Eileen is the story of a 24-year-old woman who lives with her alcoholic father, a retired police officer, works by day as a clerk in a prison for boys, and doesn’t do much else. She went to college, but during her second year her mother got sick and she came home to care for her until her death. Ever since then, she’s been stuck in her childhood home, obsessing over her bodily functions, reading National Geographic magazine, and driving around with the windows down in a beat-up old car whose exhaust backs up.
When Frances wrote briefly about Eileen, she also blogged about Hot Milk, noting that she “loved [the latter] for some of the same reasons,” so I went into Eileen expecting to see similarities. There are some, of course, but a huge difference stood out: the narrator. While Hot Milk is narrated by Sofia in real time, Eileen is narrated by Eileen as an old woman.
So while there are some definite parallels between the characters of Sofia and Eileen in their 20s, those characters are treated very differently by their respective narrators. Sofia has no different perspective as a narrator than as a character. Eileen, though, judges her young self in all sorts of ways as she describes the events of her 25th Christmas. Eileen the narrator also presents her judgments of many of the other characters in the novel, describing both how she felt and what she thought about them at the time as well as her assessment now, decades older and wiser.
Her assessment of herself is critical, but not overly so. She gives herself a pass on many things, generally reasonably. But mostly she’s willing to laugh at her young self, or at least willing to see that self’s problems as small, to see that self as naive and sheltered still, even after a messy childhood and dysfunctional young adulthood.
This, in turn, makes her older self appear much more psychologically healthy. We don’t know how Eileen got out of X-ville, as she calls her hometown, but we know she got out and we know she’s a lot less neurotic, a lot more normal now—even if she’s not happy, per se, and even if we know she lives alone and not with a husband or children or grandchildren.
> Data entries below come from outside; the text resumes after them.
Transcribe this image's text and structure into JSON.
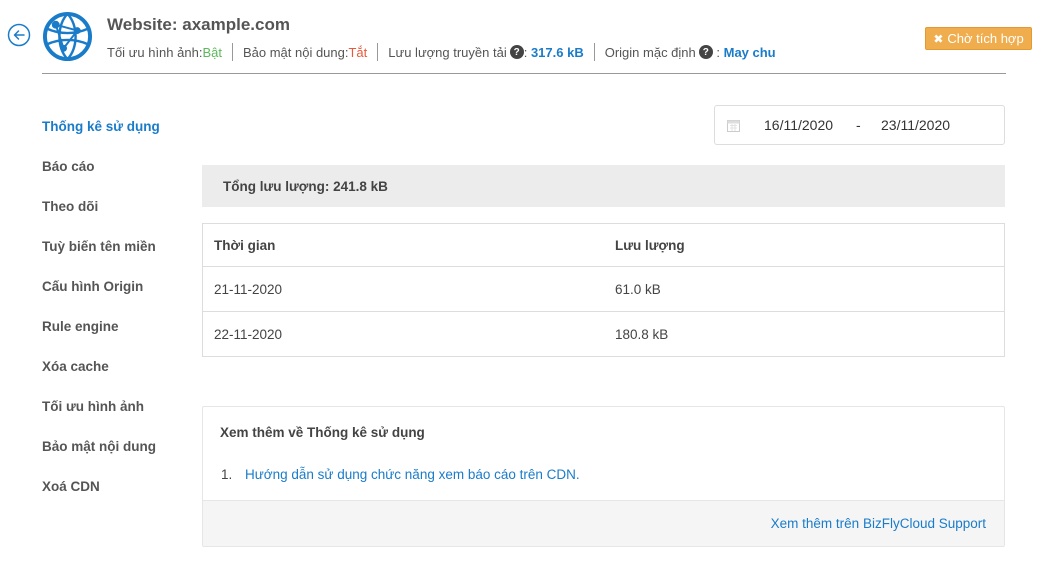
{
  "header": {
    "title": "Website: axample.com",
    "meta": {
      "image_opt_label": "Tối ưu hình ảnh: ",
      "image_opt_value": "Bật",
      "content_security_label": "Bảo mật nội dung: ",
      "content_security_value": "Tắt",
      "bandwidth_label": "Lưu lượng truyền tải ",
      "bandwidth_value": "317.6 kB",
      "origin_label": "Origin mặc định ",
      "origin_value": "May chu"
    },
    "status_button": "Chờ tích hợp",
    "colors": {
      "accent": "#1a7cc9",
      "on": "#5cb85c",
      "off": "#e8593c",
      "warning": "#f0ad4e"
    }
  },
  "sidebar": {
    "items": [
      {
        "label": "Thống kê sử dụng",
        "active": true
      },
      {
        "label": "Báo cáo"
      },
      {
        "label": "Theo dõi"
      },
      {
        "label": "Tuỳ biến tên miền"
      },
      {
        "label": "Cấu hình Origin"
      },
      {
        "label": "Rule engine"
      },
      {
        "label": "Xóa cache"
      },
      {
        "label": "Tối ưu hình ảnh"
      },
      {
        "label": "Bảo mật nội dung"
      },
      {
        "label": "Xoá CDN"
      }
    ]
  },
  "date_range": {
    "start": "16/11/2020",
    "separator": "-",
    "end": "23/11/2020",
    "icon": "calendar-icon"
  },
  "total": {
    "text": "Tổng lưu lượng: 241.8 kB"
  },
  "table": {
    "columns": [
      "Thời gian",
      "Lưu lượng"
    ],
    "rows": [
      [
        "21-11-2020",
        "61.0 kB"
      ],
      [
        "22-11-2020",
        "180.8 kB"
      ]
    ]
  },
  "info": {
    "title": "Xem thêm về Thống kê sử dụng",
    "items": [
      {
        "num": "1.",
        "label": "Hướng dẫn sử dụng chức năng xem báo cáo trên CDN."
      }
    ],
    "footer_link": "Xem thêm trên BizFlyCloud Support"
  }
}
And this perspective also gives Eileen most of its narrative interest, which is in the suspense built by the tension between what the reader knows so far about 24-year-old Eileen and what the reader knows about Eileen 50 years later. When the narrator explains that she is describing “[m]y last days as that angry little Eileen,” it’s clear something is going to happen—but what? When she explains that “in truth I was always furious, seething, my thoughts racing, my mind like a killer’s,” the reader’s mind is bound to go straight to the most lurid of possibilities. But the action itself is slow, and one by one narrator-Eileen eliminates various possibilities. We find out she believes her older sister is still alive, that she only assumes her father is dead by now, that her coworker Rebecca, who has apparently changed Eileen’s life dramatically, has also not been killed at Eileen’s hands. What’s left?
Of course, something is left, and I’ll say only that it was a genuine surprise for me.